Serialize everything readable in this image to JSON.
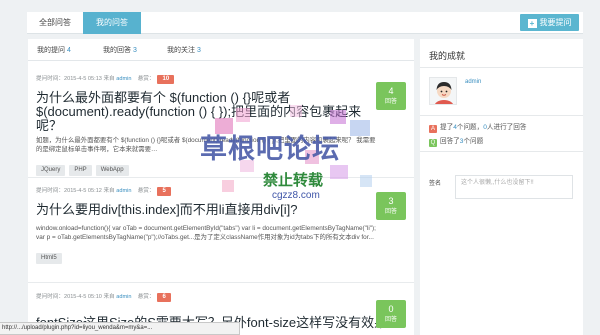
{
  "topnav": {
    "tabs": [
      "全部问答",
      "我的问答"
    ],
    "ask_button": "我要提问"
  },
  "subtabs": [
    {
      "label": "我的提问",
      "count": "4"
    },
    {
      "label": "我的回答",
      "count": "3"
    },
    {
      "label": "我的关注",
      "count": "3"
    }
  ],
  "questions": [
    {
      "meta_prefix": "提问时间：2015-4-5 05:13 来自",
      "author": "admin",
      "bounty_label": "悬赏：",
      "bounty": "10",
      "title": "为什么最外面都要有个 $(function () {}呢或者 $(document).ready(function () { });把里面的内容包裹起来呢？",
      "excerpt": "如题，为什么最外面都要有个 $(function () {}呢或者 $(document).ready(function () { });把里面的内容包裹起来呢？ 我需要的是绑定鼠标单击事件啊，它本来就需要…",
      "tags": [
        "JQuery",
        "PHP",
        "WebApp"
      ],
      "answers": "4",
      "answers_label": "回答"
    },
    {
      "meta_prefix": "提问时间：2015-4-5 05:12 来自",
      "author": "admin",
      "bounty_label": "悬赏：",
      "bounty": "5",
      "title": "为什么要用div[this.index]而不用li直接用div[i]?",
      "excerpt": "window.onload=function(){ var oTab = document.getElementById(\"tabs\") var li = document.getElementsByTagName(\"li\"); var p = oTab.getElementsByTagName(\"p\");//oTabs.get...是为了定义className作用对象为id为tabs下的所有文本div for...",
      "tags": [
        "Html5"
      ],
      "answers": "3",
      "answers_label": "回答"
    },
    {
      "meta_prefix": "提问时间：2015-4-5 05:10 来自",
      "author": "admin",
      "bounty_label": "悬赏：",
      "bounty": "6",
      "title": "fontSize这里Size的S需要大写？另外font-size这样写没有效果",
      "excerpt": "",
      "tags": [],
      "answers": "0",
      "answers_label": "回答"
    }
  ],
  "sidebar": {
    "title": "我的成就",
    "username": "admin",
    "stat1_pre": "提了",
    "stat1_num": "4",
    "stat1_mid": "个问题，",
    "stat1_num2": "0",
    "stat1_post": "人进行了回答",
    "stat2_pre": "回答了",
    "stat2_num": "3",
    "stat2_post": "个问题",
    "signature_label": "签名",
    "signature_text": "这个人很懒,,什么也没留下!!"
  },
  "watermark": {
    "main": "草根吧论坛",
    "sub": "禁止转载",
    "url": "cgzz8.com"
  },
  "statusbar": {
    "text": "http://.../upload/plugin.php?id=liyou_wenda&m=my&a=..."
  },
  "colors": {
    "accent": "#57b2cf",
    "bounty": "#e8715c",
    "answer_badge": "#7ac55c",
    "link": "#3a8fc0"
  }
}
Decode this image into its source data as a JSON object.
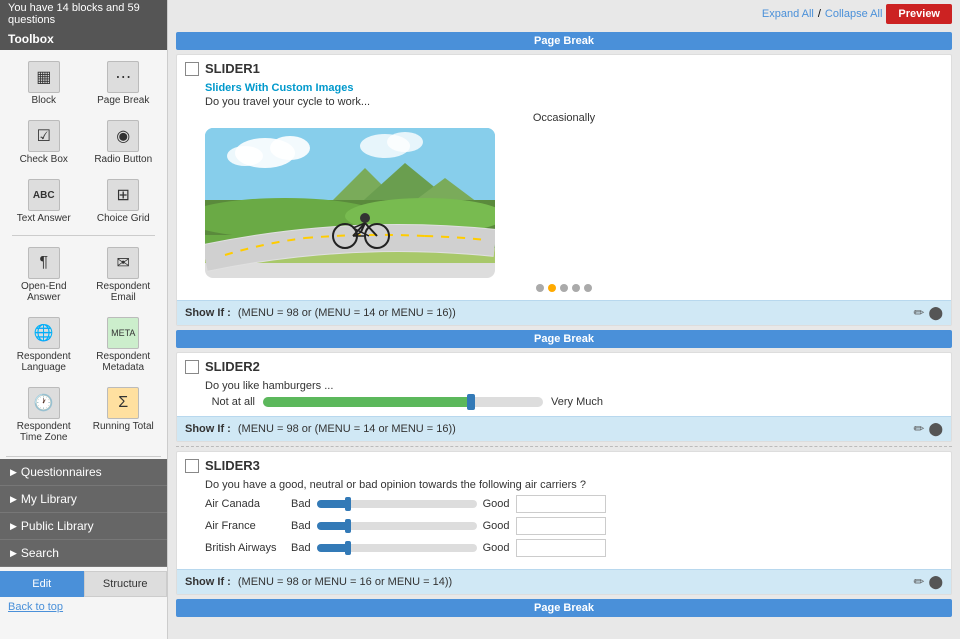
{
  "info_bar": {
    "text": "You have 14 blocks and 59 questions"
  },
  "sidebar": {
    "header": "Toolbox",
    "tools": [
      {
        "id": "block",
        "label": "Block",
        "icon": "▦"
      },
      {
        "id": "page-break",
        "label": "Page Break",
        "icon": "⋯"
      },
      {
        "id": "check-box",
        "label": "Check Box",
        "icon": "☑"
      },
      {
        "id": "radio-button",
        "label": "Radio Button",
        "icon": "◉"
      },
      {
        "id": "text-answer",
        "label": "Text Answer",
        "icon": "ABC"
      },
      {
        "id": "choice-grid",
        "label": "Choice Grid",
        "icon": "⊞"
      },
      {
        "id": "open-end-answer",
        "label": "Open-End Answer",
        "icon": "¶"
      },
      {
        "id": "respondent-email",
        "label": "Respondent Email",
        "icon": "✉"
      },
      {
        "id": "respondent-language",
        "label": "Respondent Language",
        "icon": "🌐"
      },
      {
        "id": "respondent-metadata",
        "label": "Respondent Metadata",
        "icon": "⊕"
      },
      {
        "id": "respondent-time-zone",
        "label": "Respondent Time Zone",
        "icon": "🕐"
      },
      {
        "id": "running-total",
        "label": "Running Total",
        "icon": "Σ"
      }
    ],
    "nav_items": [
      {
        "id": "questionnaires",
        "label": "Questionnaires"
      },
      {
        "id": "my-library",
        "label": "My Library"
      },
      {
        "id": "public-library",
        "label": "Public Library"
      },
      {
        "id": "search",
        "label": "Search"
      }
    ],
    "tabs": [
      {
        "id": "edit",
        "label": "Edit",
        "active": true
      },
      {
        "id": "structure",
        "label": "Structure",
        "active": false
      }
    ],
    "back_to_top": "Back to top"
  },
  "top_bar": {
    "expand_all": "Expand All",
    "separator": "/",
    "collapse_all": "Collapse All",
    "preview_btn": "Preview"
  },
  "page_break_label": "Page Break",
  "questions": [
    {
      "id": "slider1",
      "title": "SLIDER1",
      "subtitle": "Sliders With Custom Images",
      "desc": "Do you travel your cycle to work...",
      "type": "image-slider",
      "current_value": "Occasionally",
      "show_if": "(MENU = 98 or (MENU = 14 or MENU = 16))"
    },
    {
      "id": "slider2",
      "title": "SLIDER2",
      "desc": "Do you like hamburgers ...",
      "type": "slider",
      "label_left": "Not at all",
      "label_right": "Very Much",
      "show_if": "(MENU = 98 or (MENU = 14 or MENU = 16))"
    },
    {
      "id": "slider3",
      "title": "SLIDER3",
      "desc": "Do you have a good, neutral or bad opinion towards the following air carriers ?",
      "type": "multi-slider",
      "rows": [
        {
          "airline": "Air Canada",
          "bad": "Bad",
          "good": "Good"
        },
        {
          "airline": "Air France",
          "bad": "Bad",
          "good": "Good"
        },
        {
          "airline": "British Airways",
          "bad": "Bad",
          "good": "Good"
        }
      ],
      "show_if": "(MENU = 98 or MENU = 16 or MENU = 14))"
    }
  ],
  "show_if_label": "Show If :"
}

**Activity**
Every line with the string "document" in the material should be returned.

**Solution to the exercise**
      "title": "为什么最外面都要有个 $(function () {}呢或者 $(document).ready(function () { });把里面的内容包裹起来呢？",
      "excerpt": "如题，为什么最外面都要有个 $(function () {}呢或者 $(document).ready(function () { });把里面的内容包裹起来呢？ 我需要的是绑定鼠标单击事件啊，它本来就需要…",
      "excerpt": "window.onload=function(){ var oTab = document.getElementById(\"tabs\") var li = document.getElementsByTagName(\"li\"); var p = oTab.getElementsByTagName(\"p\");//oTabs.get...是为了定义className作用对象为id为tabs下的所有文本div for...",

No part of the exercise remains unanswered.